To achieve real-time visibility on the key metrics in a standardised format, you have to enable your field workforce, and you do this through mobility. By implementing a mobility solution, supervisors, operators and artisans are equipped with rugged handheld devices, allowing them to capture information digitally, which is then fed back to a central system where it is accessible to managers in real-time. Managers can also assign jobs to field workers so they know exactly what they need to do before they start a shift. This becomes an automated, standardised, paperless process with accurate operational information that enables equipment managers to manage what they can measure.

How mobility can help you manage better
Here are a few examples of how mobility will help equipment managers to streamline operations and provide them with the real information they need to manage more effectively:

  • Scheduled maintenance job cards – Managers assign scheduled maintenance jobs to artisans and they receive a prioritised list of jobs on their mobile devices before they start a shift. Routes are optimised, instructions are clear and managers know when a job was started and completed, how long it took to get to the next job and how well the artisans perform.
  • Maintenance work sheets – As part of maintenance job cards, a standard work sheet on the handheld device tells the artisan exactly what to do and in what order, standardising the way work is done and serving as a reference, should the artisan be new or a bit rusty. Time stamps are recorded as the artisan progresses, allowing managers to measure the time it takes to perform maintenance down to the level of individual tasks, e.g. changing an oil filter. This, in conjunction with the equipment data, becomes really valuable information and managers can start measuring performance on team and individual level and manage inefficiencies.
  • Equipment inspections – Before operating any machine, the operator has to complete a visual inspection and record the findings on the handheld device. Built-in intelligence tells the operator not to operate the vehicle if certain check points failed, and preventative maintenance can be done to avoid major breakdowns. By using the handheld device’s built-in camera, photographs of problems can be taken, which is available to engineers and artisans in reports before they go out to perform maintenance.

Implementing a mobility solution at a mine doesn’t only improve the equipment manager’s effectiveness but can have a big impact on all areas of operations. Activities that typically involve a form or checklist can easily be converted to an automated process with digital forms on rugged handheld devices. Examples include safety inspections, incident investigations, hazard identification, shift and delay reports, goods received, asset location tracking, quality checks, etc.
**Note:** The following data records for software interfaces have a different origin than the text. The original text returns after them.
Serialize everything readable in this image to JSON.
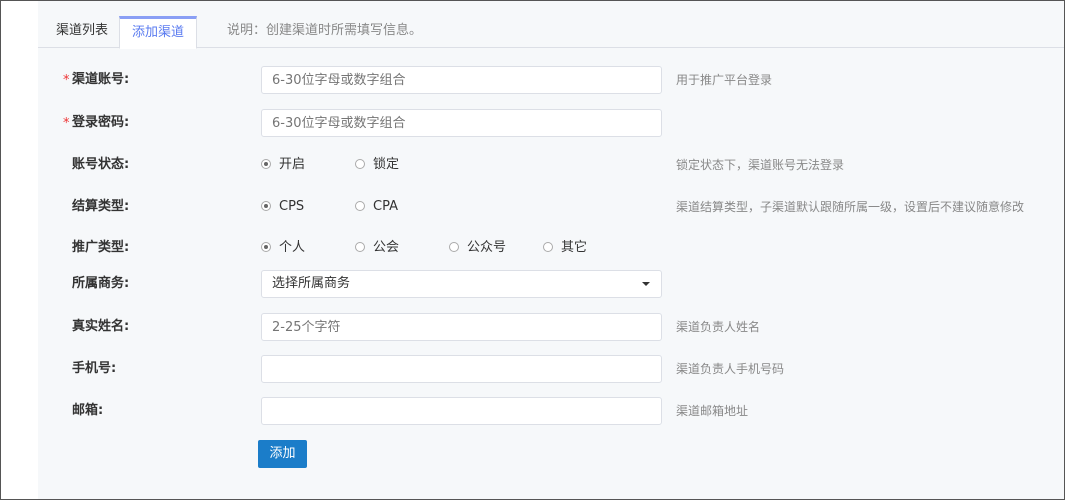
{
  "tabs": {
    "list_label": "渠道列表",
    "add_label": "添加渠道",
    "note": "说明：创建渠道时所需填写信息。"
  },
  "form": {
    "account": {
      "required_mark": "*",
      "label": "渠道账号:",
      "placeholder": "6-30位字母或数字组合",
      "hint": "用于推广平台登录"
    },
    "password": {
      "required_mark": "*",
      "label": "登录密码:",
      "placeholder": "6-30位字母或数字组合"
    },
    "status": {
      "label": "账号状态:",
      "options": [
        "开启",
        "锁定"
      ],
      "selected": "开启",
      "hint": "锁定状态下，渠道账号无法登录"
    },
    "settlement": {
      "label": "结算类型:",
      "options": [
        "CPS",
        "CPA"
      ],
      "selected": "CPS",
      "hint": "渠道结算类型，子渠道默认跟随所属一级，设置后不建议随意修改"
    },
    "promotion": {
      "label": "推广类型:",
      "options": [
        "个人",
        "公会",
        "公众号",
        "其它"
      ],
      "selected": "个人"
    },
    "business": {
      "label": "所属商务:",
      "selected_value": "选择所属商务"
    },
    "real_name": {
      "label": "真实姓名:",
      "placeholder": "2-25个字符",
      "hint": "渠道负责人姓名"
    },
    "phone": {
      "label": "手机号:",
      "value": "",
      "hint": "渠道负责人手机号码"
    },
    "email": {
      "label": "邮箱:",
      "value": "",
      "hint": "渠道邮箱地址"
    },
    "submit_label": "添加"
  },
  "colors": {
    "accent": "#1b7dc9",
    "tab_active": "#5a7bf0",
    "required": "#e33333"
  }
}
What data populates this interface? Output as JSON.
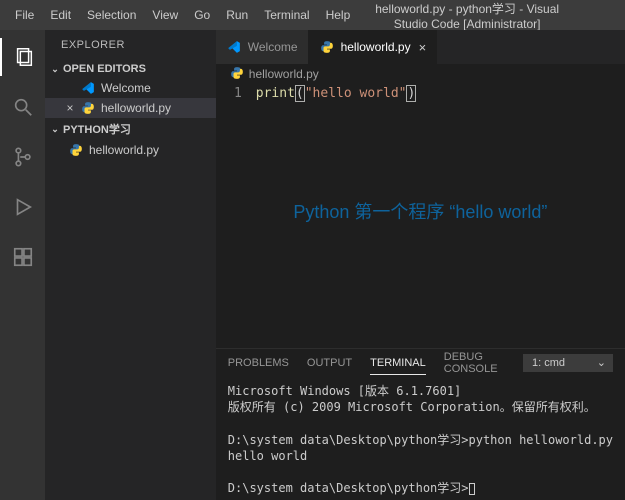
{
  "titlebar": {
    "menus": [
      "File",
      "Edit",
      "Selection",
      "View",
      "Go",
      "Run",
      "Terminal",
      "Help"
    ],
    "title": "helloworld.py - python学习 - Visual Studio Code [Administrator]"
  },
  "sidebar": {
    "title": "EXPLORER",
    "sections": {
      "openEditors": {
        "label": "OPEN EDITORS",
        "items": [
          {
            "label": "Welcome",
            "icon": "vscode-icon",
            "active": false,
            "dirty": false
          },
          {
            "label": "helloworld.py",
            "icon": "python-icon",
            "active": true,
            "dirty": false
          }
        ]
      },
      "workspace": {
        "label": "PYTHON学习",
        "items": [
          {
            "label": "helloworld.py",
            "icon": "python-icon"
          }
        ]
      }
    }
  },
  "activitybar": {
    "items": [
      "explorer",
      "search",
      "source-control",
      "run-debug",
      "extensions"
    ]
  },
  "editor": {
    "tabs": [
      {
        "label": "Welcome",
        "icon": "vscode-icon",
        "active": false
      },
      {
        "label": "helloworld.py",
        "icon": "python-icon",
        "active": true
      }
    ],
    "breadcrumb": {
      "file": "helloworld.py",
      "icon": "python-icon"
    },
    "lines": [
      {
        "num": "1",
        "tokens": {
          "fn": "print",
          "open": "(",
          "str": "\"hello world\"",
          "close": ")"
        }
      }
    ],
    "watermark": "Python 第一个程序 “hello world”"
  },
  "panel": {
    "tabs": [
      "PROBLEMS",
      "OUTPUT",
      "TERMINAL",
      "DEBUG CONSOLE"
    ],
    "activeTab": "TERMINAL",
    "dropdown": "1: cmd",
    "terminal": {
      "line1": "Microsoft Windows [版本 6.1.7601]",
      "line2": "版权所有 (c) 2009 Microsoft Corporation。保留所有权利。",
      "line3": "D:\\system data\\Desktop\\python学习>python helloworld.py",
      "line4": "hello world",
      "line5": "D:\\system data\\Desktop\\python学习>"
    }
  }
}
How do I implement a mobility solution?
Specialist digital solutions provider FLUX launched MobiFlow, a flexible mobile workforce software solution particularly ideal for rugged environments like mines and heavy industry. Working with their partners, South African mines, mining equipment manufacturers and mining technology providers over the past year, FLUX tailored MobiFlow for the mining environment to a solution that can be implemented rapidly within a few months, as opposed to the typical six to twelve months typical software solutions take to roll out at mines. By understanding the challenges, from underground connectivity to intrinsically safe handheld devices and the way artisans work, the solution is adopted quickly and seamlessly and benefits are realised immediately after rollout.

MobiFlow enables visibility and allows you to be more responsive by mobilizing your field and plant workers. Work is carried out in the field using handheld devices with pre-defined tasks, business forms and information is sent back to a central system in near real-time. Information is standardized, accurate and captured only once in a paperless environment. Business rules and workflows are automated to streamline operations and detailed collaborative reports are available when needed.

You can manage your maintenance schedules more effectively by using MobiFlow.

For more information or a free demonstration, contact FLUX:
Tel: +27(0)12 997-4145
Fax: +27(0)12 997-6177
Web: www.flux.co.za
e-Mail: info@flux.co.za